The Guardian is always a rich source of loony left nonsense in the U.K. And always keen to side with the downtrodden workers in their unequal struggle with wicked exploitative capitalistic employers, numerous Guardian articles have recently claimed that the UK government’s Work Programme involves “unpaid work”. E.g. see here, here and here.
Well, people on this scheme are not “unpaid”: they continue to get benfits.
Of course there is an argument to be had as to what the hourly rate of pay and/or weekly pay should be in schemes of this sort. But to say that the work is “unpaid” is just nonsense.
Moreover, benefits for many people in the UK are often at such a level that there is little difference between what they get living on benefits and doing a minimum wage job. So it can’t even be claimed that the pay on this scheme for some of those involved is much different to what they’d get on minimum wage work.
What about the “unpaid” work done by taxpayers?
A further piont which is a mile above the heads of the aforesaid leftie dimwits is thus. If one person sits around doing nothing while claiming benefits and consuming food, fuel, etc then someone else has to do some work to produce and market said food, fuel and so on.
That is – and this really is the revelation of the century – food, fuel and so on do not float down from heaven or appear from nowhere.
In short, where one person is allowed to live on benefits, someone else has to do “unpaid” work to produce said food, fuel, etc.
But lefties for some reason see fit to foam at the mouth in realtion to the “unpaid” work done by Work Experience people, but seem totally unconcerned about the “unpaid” work done by those funding people living on benefits.
Research . . . evidence?
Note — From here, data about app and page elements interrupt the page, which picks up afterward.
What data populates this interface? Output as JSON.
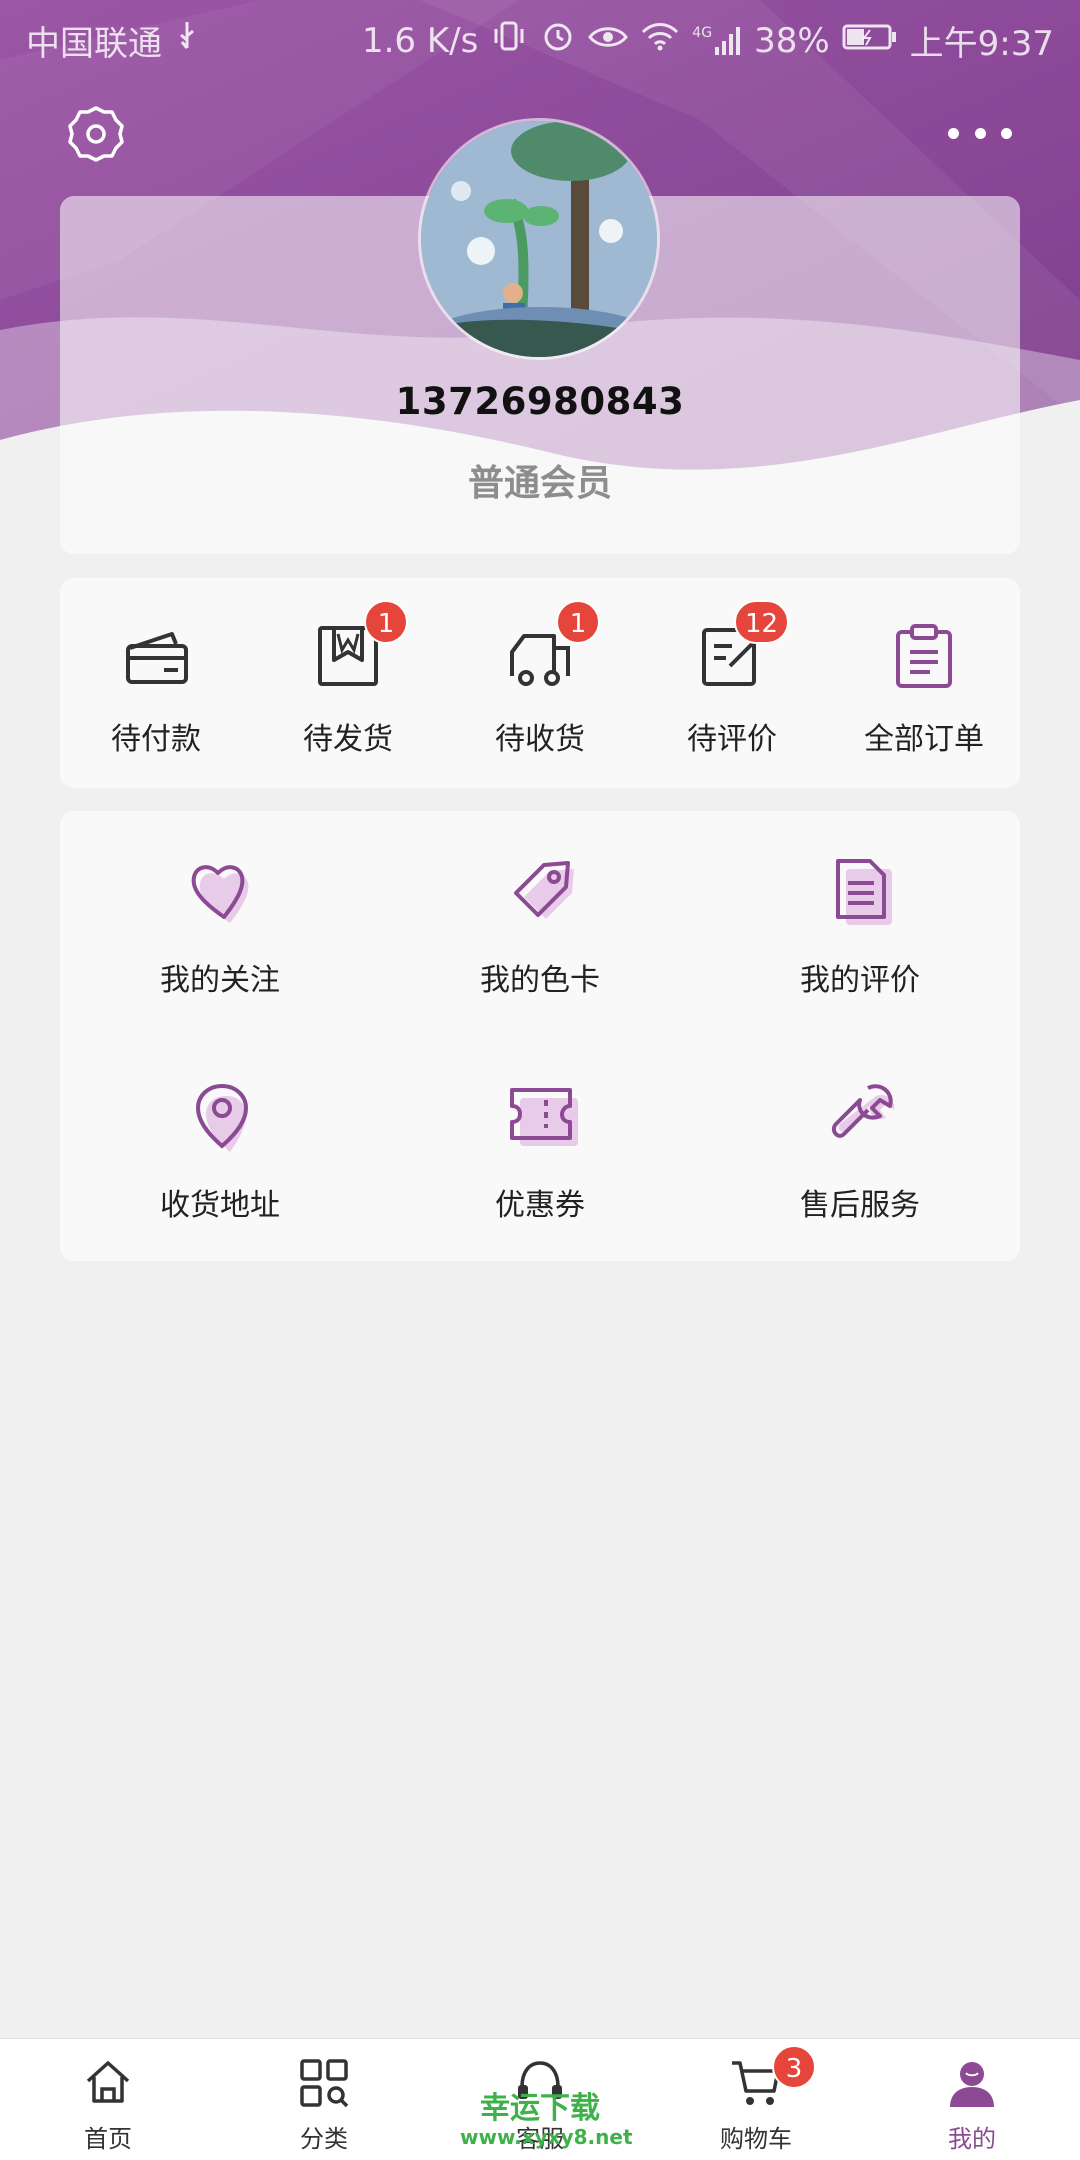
{
  "colors": {
    "accent": "#8b4a93",
    "header": "#9a56a4",
    "badge": "#e5453b",
    "background": "#f0f0f0"
  },
  "status_bar": {
    "carrier": "中国联通",
    "speed": "1.6 K/s",
    "network": "4G",
    "battery": "38%",
    "time": "上午9:37"
  },
  "profile": {
    "phone": "13726980843",
    "level": "普通会员"
  },
  "orders": [
    {
      "label": "待付款",
      "icon": "wallet-icon",
      "badge": ""
    },
    {
      "label": "待发货",
      "icon": "package-icon",
      "badge": "1"
    },
    {
      "label": "待收货",
      "icon": "truck-icon",
      "badge": "1"
    },
    {
      "label": "待评价",
      "icon": "edit-note-icon",
      "badge": "12"
    },
    {
      "label": "全部订单",
      "icon": "clipboard-icon",
      "badge": ""
    }
  ],
  "services": [
    {
      "label": "我的关注",
      "icon": "heart-icon"
    },
    {
      "label": "我的色卡",
      "icon": "tag-icon"
    },
    {
      "label": "我的评价",
      "icon": "document-icon"
    },
    {
      "label": "收货地址",
      "icon": "location-pin-icon"
    },
    {
      "label": "优惠券",
      "icon": "coupon-icon"
    },
    {
      "label": "售后服务",
      "icon": "wrench-icon"
    }
  ],
  "tabs": [
    {
      "label": "首页",
      "icon": "home-icon",
      "badge": ""
    },
    {
      "label": "分类",
      "icon": "category-icon",
      "badge": ""
    },
    {
      "label": "客服",
      "icon": "headset-icon",
      "badge": ""
    },
    {
      "label": "购物车",
      "icon": "cart-icon",
      "badge": "3"
    },
    {
      "label": "我的",
      "icon": "user-icon",
      "badge": ""
    }
  ],
  "watermark": {
    "title": "幸运下载",
    "url": "www.xyxy8.net"
  }
}
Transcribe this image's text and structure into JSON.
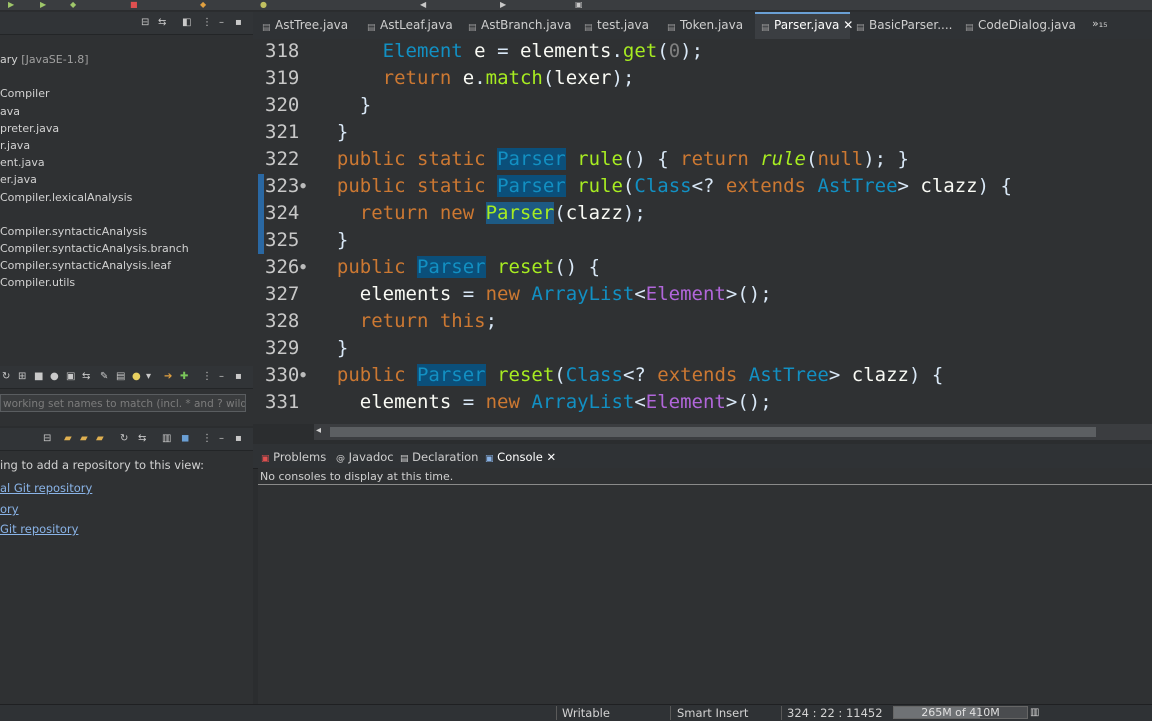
{
  "pkg_explorer": {
    "items": [
      {
        "label": "ary ",
        "lib": "[JavaSE-1.8]"
      },
      {
        "label": "",
        "lib": ""
      },
      {
        "label": "Compiler",
        "lib": ""
      },
      {
        "label": "ava",
        "lib": ""
      },
      {
        "label": "preter.java",
        "lib": ""
      },
      {
        "label": "r.java",
        "lib": ""
      },
      {
        "label": "ent.java",
        "lib": ""
      },
      {
        "label": "er.java",
        "lib": ""
      },
      {
        "label": "Compiler.lexicalAnalysis",
        "lib": ""
      },
      {
        "label": "",
        "lib": ""
      },
      {
        "label": "Compiler.syntacticAnalysis",
        "lib": ""
      },
      {
        "label": "Compiler.syntacticAnalysis.branch",
        "lib": ""
      },
      {
        "label": "Compiler.syntacticAnalysis.leaf",
        "lib": ""
      },
      {
        "label": "Compiler.utils",
        "lib": ""
      }
    ]
  },
  "filter": {
    "placeholder": "working set names to match (incl. * and ? wild"
  },
  "git": {
    "hint": "ing to add a repository to this view:",
    "links": [
      "al Git repository",
      "ory",
      "Git repository"
    ]
  },
  "tabs": [
    {
      "label": "AstTree.java"
    },
    {
      "label": "AstLeaf.java"
    },
    {
      "label": "AstBranch.java"
    },
    {
      "label": "test.java"
    },
    {
      "label": "Token.java"
    },
    {
      "label": "Parser.java",
      "close": "✕"
    },
    {
      "label": "BasicParser...."
    },
    {
      "label": "CodeDialog.java"
    },
    {
      "label": "»₁₅"
    }
  ],
  "editor": {
    "line_numbers": [
      "318",
      "319",
      "320",
      "321",
      "322",
      "323",
      "324",
      "325",
      "326",
      "327",
      "328",
      "329",
      "330",
      "331"
    ]
  },
  "bottom_tabs": [
    {
      "label": "Problems"
    },
    {
      "label": "Javadoc"
    },
    {
      "label": "Declaration"
    },
    {
      "label": "Console",
      "close": "✕"
    }
  ],
  "console": {
    "message": "No consoles to display at this time."
  },
  "status": {
    "mode": "Writable",
    "insert": "Smart Insert",
    "position": "324 : 22 : 11452",
    "heap": "265M of 410M",
    "heap_used_fraction": 0.65
  },
  "colors": {
    "keyword": "#cc7832",
    "type": "#1290c3",
    "method": "#a7ec21",
    "generic": "#b166da",
    "occurrence_bg": "#0b4f7a"
  }
}
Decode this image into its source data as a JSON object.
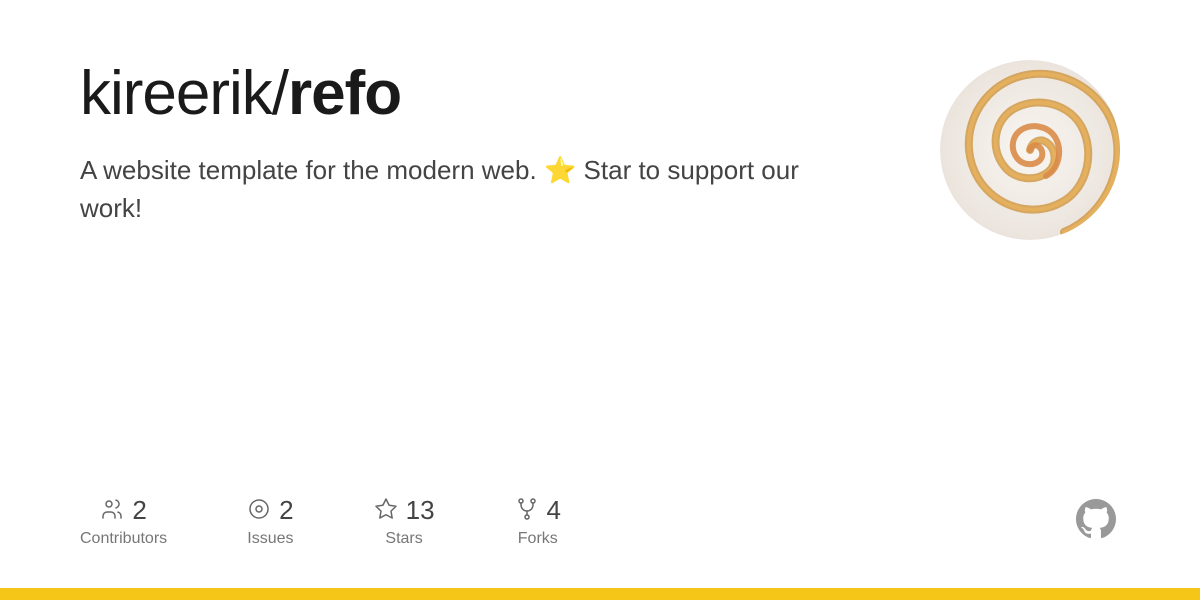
{
  "header": {
    "title_prefix": "kireerik/",
    "title_bold": "refo"
  },
  "description": {
    "text_before": "A website template for the modern web.",
    "star_emoji": "⭐",
    "text_after": "Star to support our work!"
  },
  "stats": [
    {
      "icon": "contributors",
      "count": "2",
      "label": "Contributors"
    },
    {
      "icon": "issues",
      "count": "2",
      "label": "Issues"
    },
    {
      "icon": "stars",
      "count": "13",
      "label": "Stars"
    },
    {
      "icon": "forks",
      "count": "4",
      "label": "Forks"
    }
  ],
  "bottom_bar": {
    "color": "#f5c518"
  }
}
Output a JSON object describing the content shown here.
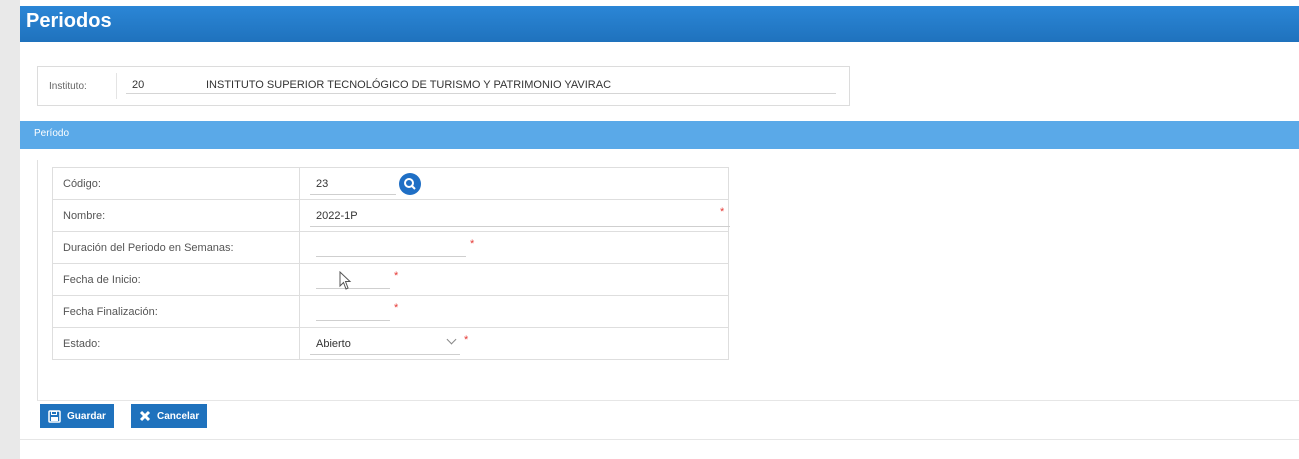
{
  "header": {
    "title": "Periodos"
  },
  "institute": {
    "label": "Instituto:",
    "code": "20",
    "name": "INSTITUTO SUPERIOR TECNOLÓGICO DE TURISMO Y PATRIMONIO YAVIRAC"
  },
  "section": {
    "title": "Período"
  },
  "form": {
    "codigo": {
      "label": "Código:",
      "value": "23"
    },
    "nombre": {
      "label": "Nombre:",
      "value": "2022-1P"
    },
    "duracion": {
      "label": "Duración del Periodo en Semanas:",
      "value": ""
    },
    "fecha_inicio": {
      "label": "Fecha de Inicio:",
      "value": ""
    },
    "fecha_fin": {
      "label": "Fecha Finalización:",
      "value": ""
    },
    "estado": {
      "label": "Estado:",
      "value": "Abierto"
    },
    "required_mark": "*"
  },
  "actions": {
    "save": "Guardar",
    "cancel": "Cancelar"
  },
  "icons": {
    "search": "search-icon",
    "chevron": "chevron-down-icon",
    "save": "floppy-disk-icon",
    "cancel": "close-icon",
    "cursor": "mouse-cursor-icon"
  },
  "colors": {
    "header_bar": "#1f72bd",
    "section_bar": "#5aa9e8",
    "button": "#1f72bd",
    "required": "#e53935"
  }
}
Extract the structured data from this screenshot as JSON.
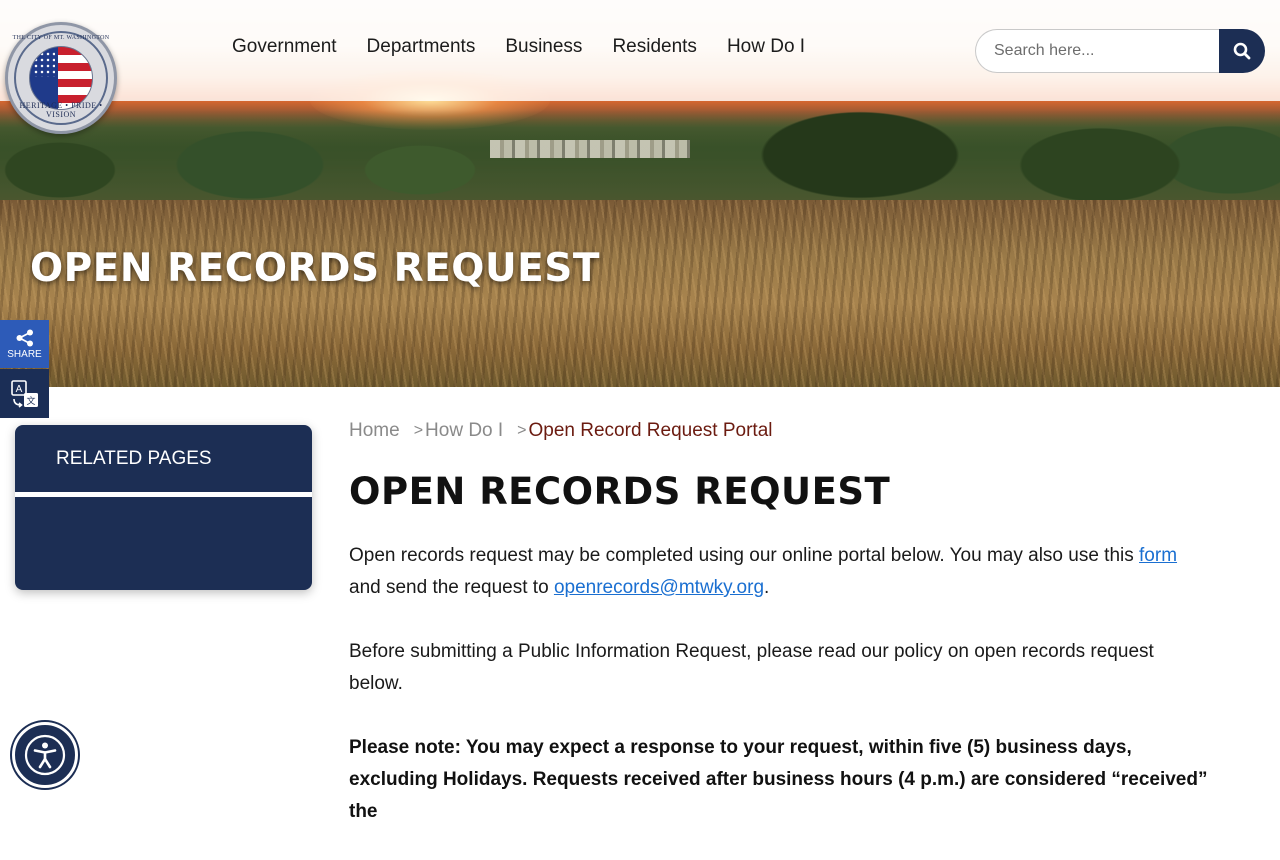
{
  "logo": {
    "arc_text": "THE CITY OF MT. WASHINGTON",
    "motto": "HERITAGE • PRIDE • VISION"
  },
  "nav": {
    "items": [
      {
        "label": "Government"
      },
      {
        "label": "Departments"
      },
      {
        "label": "Business"
      },
      {
        "label": "Residents"
      },
      {
        "label": "How Do I"
      }
    ]
  },
  "search": {
    "placeholder": "Search here...",
    "icon": "search-icon"
  },
  "hero": {
    "title": "OPEN RECORDS REQUEST"
  },
  "side_tools": {
    "share_label": "SHARE",
    "share_icon": "share-icon",
    "translate_icon": "translate-icon"
  },
  "related": {
    "header": "RELATED PAGES"
  },
  "breadcrumb": {
    "home": "Home",
    "sep": ">",
    "parent": "How Do I",
    "current": "Open Record Request Portal"
  },
  "page": {
    "title": "OPEN RECORDS REQUEST",
    "p1_text": "Open records request may be completed using our online portal below.  You may also use this ",
    "p1_link": "form",
    "p1_text2": " and send the request to ",
    "p1_email": "openrecords@mtwky.org",
    "p1_end": ".",
    "p2": "Before submitting a Public Information Request, please read our policy on open records request below.",
    "p3": "Please note: You may expect a response to your request, within five (5) business days, excluding Holidays. Requests received after business hours (4 p.m.) are considered “received” the"
  },
  "accessibility": {
    "icon": "accessibility-icon"
  },
  "colors": {
    "navy": "#1c2e54",
    "share_blue": "#2d5bb8",
    "link": "#1a6fd1",
    "breadcrumb_current": "#6b1b10"
  }
}
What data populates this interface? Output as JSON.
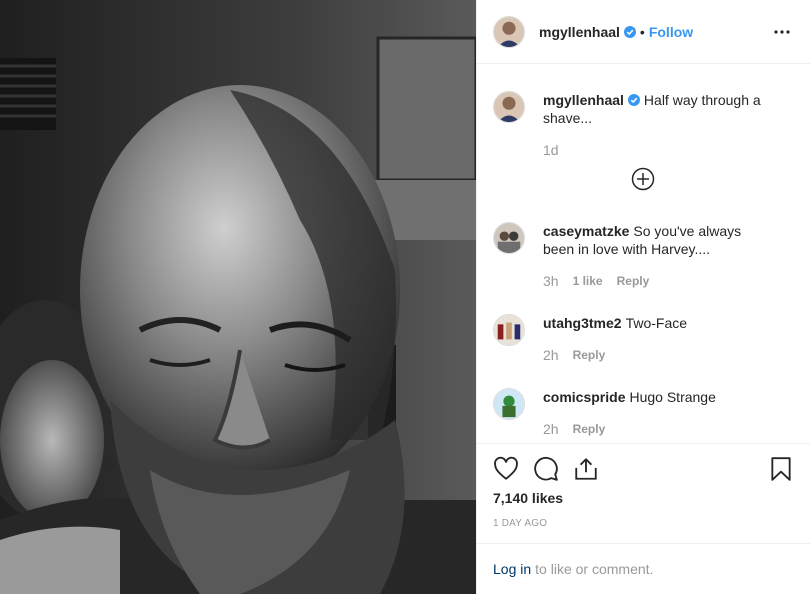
{
  "post": {
    "username": "mgyllenhaal",
    "follow_label": "Follow",
    "dot": "•",
    "caption": "Half way through a shave...",
    "caption_age": "1d"
  },
  "comments": [
    {
      "username": "caseymatzke",
      "text": "So you've always been in love with Harvey....",
      "time": "3h",
      "likes": "1 like",
      "reply": "Reply"
    },
    {
      "username": "utahg3tme2",
      "text": "Two-Face",
      "time": "2h",
      "reply": "Reply"
    },
    {
      "username": "comicspride",
      "text": "Hugo Strange",
      "time": "2h",
      "reply": "Reply"
    }
  ],
  "stats": {
    "likes": "7,140 likes",
    "date": "1 DAY AGO"
  },
  "login": {
    "link": "Log in",
    "rest": "to like or comment."
  },
  "icons": [
    "verified-badge-icon",
    "more-options-icon",
    "load-more-icon",
    "heart-icon",
    "comment-icon",
    "share-icon",
    "bookmark-icon"
  ],
  "colors": {
    "link": "#3897f0",
    "muted": "#999999",
    "text": "#262626",
    "login_link": "#003569"
  }
}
As for any awareness of the vast amount of research done since WWII into the effect of schemes of this sort, Guardian journalists appear to be blissfully ignorant. But then the job of journalists has always been primarily to sit at their desks and make it up as they go along.